We’ve introduced a new editor to the previously announced MocapX 2.0 called PoseBoard. In this tutorial, we are going to explain why it is useful and how to use it.
When you open our demo character Lucy in Maya, you’ll see a full rig and a lot of controllers.
So what we want to do here is select all of the controllers and add them to our Attribute Collection. We can start by hiding everything and showing just the controllers. Let’s select all of them and create an Attribute Collection by clicking on the icon on the shelf.
Now if we opened the Poselib editor, we would typically have to go to our online documentation, find the pose we want to create and then go back to Maya and recreate it. This would be a tedious process as you would need to constantly switch back and forth between Maya and your browser. So for MocapX 2.0 we came up with PoseBoard to make things easier.
So let’s go back to Maya. Open PoseBoard from the Shelf. Now what we see is a list of all the expressions that are currently tracked and supported by MocapX and that can be matched to your rig or model using Blendshapes.
In the PoseBoard editor you can go through all of the poses, see how they look and easily create them. So for example let’s create eyeBlink Left. First, find the pose. Then, adjust the rig so the character has their left eye closed. And now simply click on the add button.
Now when we open the PoseLib editor we can see that our first pose is there. We can test it by moving the slider to the right.
We can continue by creating the rest of the poses. As you can see in PoseBoard, once a pose is created it turns grey. This indicates that the pose is already on the PosLib list. If we delete the pose from the PoseLIb editor, it will turn on again in PoseBoard.
So let’s fast forward and jump to a scene where all the poses have already been created. Now all we have to do is simply create a realtime device, connect to your iPhone or iPad, click auto connect in PoseLib and we are live streaming the motion capture data.
We’ve worked hard in the last couple of months on making facial motion capture process better for our customers. With version 2.0 of MocapX, we are bringing you new features in the iOS application as well as in the Maya plugin. We’ve included the three most requested features by the animation community.
Local data storage and trial/demo feature
In MocapX 2.0 app, you can record facial motion capture data locally without the need for streaming directly to Maya. This is an essential feature in situations like recording sound with a voice actor. Now you don’t need to bring a computer with Maya installed for the recording session. You can store all your facial data on your iPhone and use it later in Maya. With this new functionality, we are able to let our new users test the application in trial mode. Now you can record up to 30 seconds of facial mocap data before deciding to buy the PRO version.
Updated Maya plugin
In the Maya plugin, we are introducing the Pose Board feature. This enables you to see the description of all required poses for matching a 3D character expression to actor expressions.
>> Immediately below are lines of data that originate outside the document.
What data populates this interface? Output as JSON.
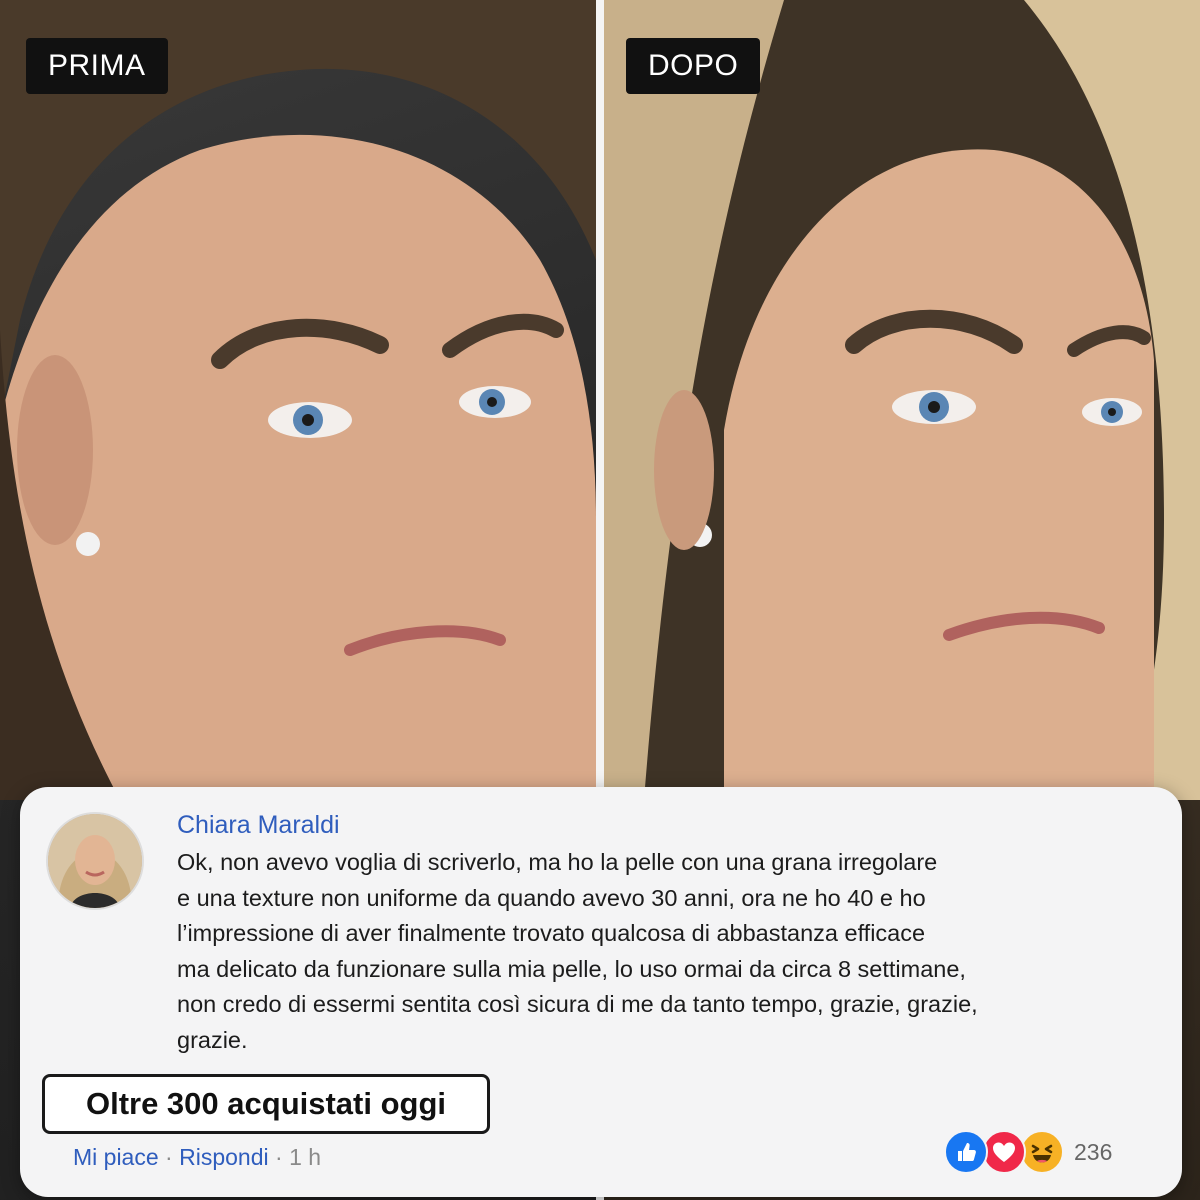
{
  "labels": {
    "before": "PRIMA",
    "after": "DOPO"
  },
  "comment": {
    "author": "Chiara Maraldi",
    "lines": [
      "Ok, non avevo voglia di scriverlo, ma ho la pelle con una grana irregolare",
      "e una texture non uniforme da quando avevo 30 anni, ora ne ho 40 e ho",
      "l’impressione di aver finalmente trovato qualcosa di abbastanza efficace",
      "ma delicato da funzionare sulla mia pelle, lo uso ormai da circa 8 settimane,",
      "non credo di essermi sentita così sicura di me da tanto tempo, grazie, grazie,",
      "grazie."
    ],
    "like_label": "Mi piace",
    "reply_label": "Rispondi",
    "separator": "·",
    "time": "1 h",
    "reaction_count": "236"
  },
  "badge": {
    "label": "Oltre 300 acquistati oggi"
  },
  "icons": [
    "like-icon",
    "love-icon",
    "haha-icon"
  ],
  "colors": {
    "author_link": "#2f5dbd",
    "like": "#1877f2",
    "love": "#f02849",
    "haha": "#f7b125"
  }
}
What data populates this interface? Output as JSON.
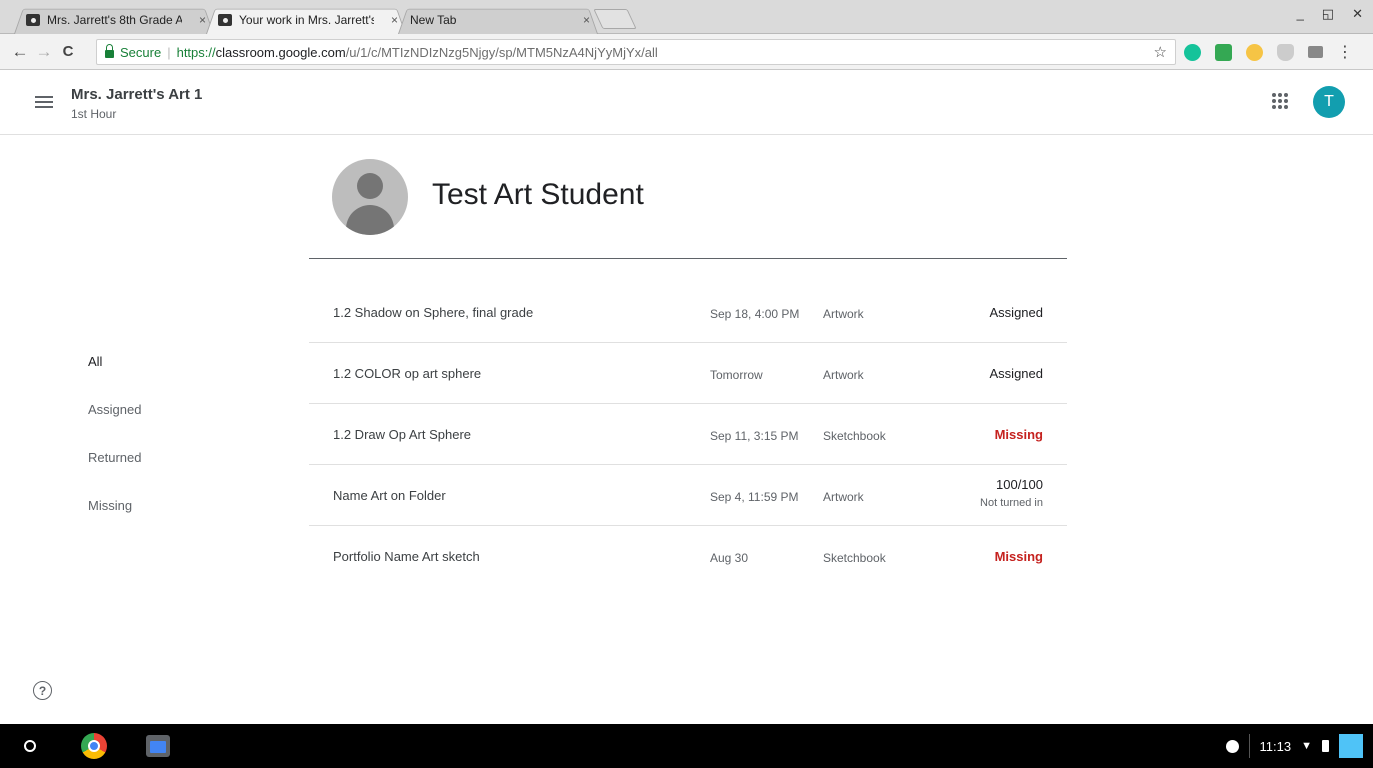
{
  "browser": {
    "tabs": [
      {
        "title": "Mrs. Jarrett's 8th Grade A",
        "active": false
      },
      {
        "title": "Your work in Mrs. Jarrett's",
        "active": true
      },
      {
        "title": "New Tab",
        "active": false
      }
    ],
    "close_glyph": "×",
    "window_controls": {
      "minimize": "_",
      "restore": "◱",
      "close": "✕"
    },
    "nav": {
      "back": "←",
      "forward": "→",
      "reload": "C"
    },
    "omnibox": {
      "secure_label": "Secure",
      "separator": "|",
      "url_scheme": "https://",
      "url_host": "classroom.google.com",
      "url_path": "/u/1/c/MTIzNDIzNzg5Njgy/sp/MTM5NzA4NjYyMjYx/all",
      "star": "☆"
    },
    "menu": "⋮"
  },
  "header": {
    "class_title": "Mrs. Jarrett's Art 1",
    "class_section": "1st Hour",
    "avatar_initial": "T"
  },
  "filters": [
    {
      "label": "All",
      "active": true
    },
    {
      "label": "Assigned",
      "active": false
    },
    {
      "label": "Returned",
      "active": false
    },
    {
      "label": "Missing",
      "active": false
    }
  ],
  "student": {
    "name": "Test Art Student"
  },
  "work_items": [
    {
      "title": "1.2 Shadow on Sphere, final grade",
      "due": "Sep 18, 4:00 PM",
      "topic": "Artwork",
      "status": "Assigned",
      "status_type": "assigned",
      "sub": ""
    },
    {
      "title": "1.2 COLOR op art sphere",
      "due": "Tomorrow",
      "topic": "Artwork",
      "status": "Assigned",
      "status_type": "assigned",
      "sub": ""
    },
    {
      "title": "1.2 Draw Op Art Sphere",
      "due": "Sep 11, 3:15 PM",
      "topic": "Sketchbook",
      "status": "Missing",
      "status_type": "missing",
      "sub": ""
    },
    {
      "title": "Name Art on Folder",
      "due": "Sep 4, 11:59 PM",
      "topic": "Artwork",
      "status": "100/100",
      "status_type": "graded",
      "sub": "Not turned in"
    },
    {
      "title": "Portfolio Name Art sketch",
      "due": "Aug 30",
      "topic": "Sketchbook",
      "status": "Missing",
      "status_type": "missing",
      "sub": ""
    }
  ],
  "help": "?",
  "shelf": {
    "time": "11:13",
    "wifi": "▼"
  },
  "colors": {
    "missing": "#c5221f",
    "secure": "#188038",
    "avatar": "#129eaf"
  }
}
As a result, it is even easier to prepare your character for motion capture.
Tutorial – Learn how to use the PoseLib Editor for complex facial mocap
The MocapX facial mocap can be used with any Maya rig.
To create a more complex connection, MocapX uses its own PoseLib editor.
In PoseLib editor, you can create a pose similar to a blendshape but created from the controllers. These poses are then driven by the data from the iPhone.
1) First, open a PoselIb editor. Then select all the controllers for the character and create attribute collection. Then we are going to shape the pose and hit the pose button.
Then the pose is created and we can see the pose by scrubbing from 0 to 1. We can also tweak the pose by going to the extreme. Tweaking and then updating the pose.
2) Then we can create Realtime Device, and we can connect the jaw open attribute to that pose that we just created.
And now by opening the jaw, we are moving with the pose and simply animating the character to open the jaw as well.
For more complex facial animation, you need to set up up to 52 facial poses to match the iPhone data. To see the description for each expression, please see our documentation.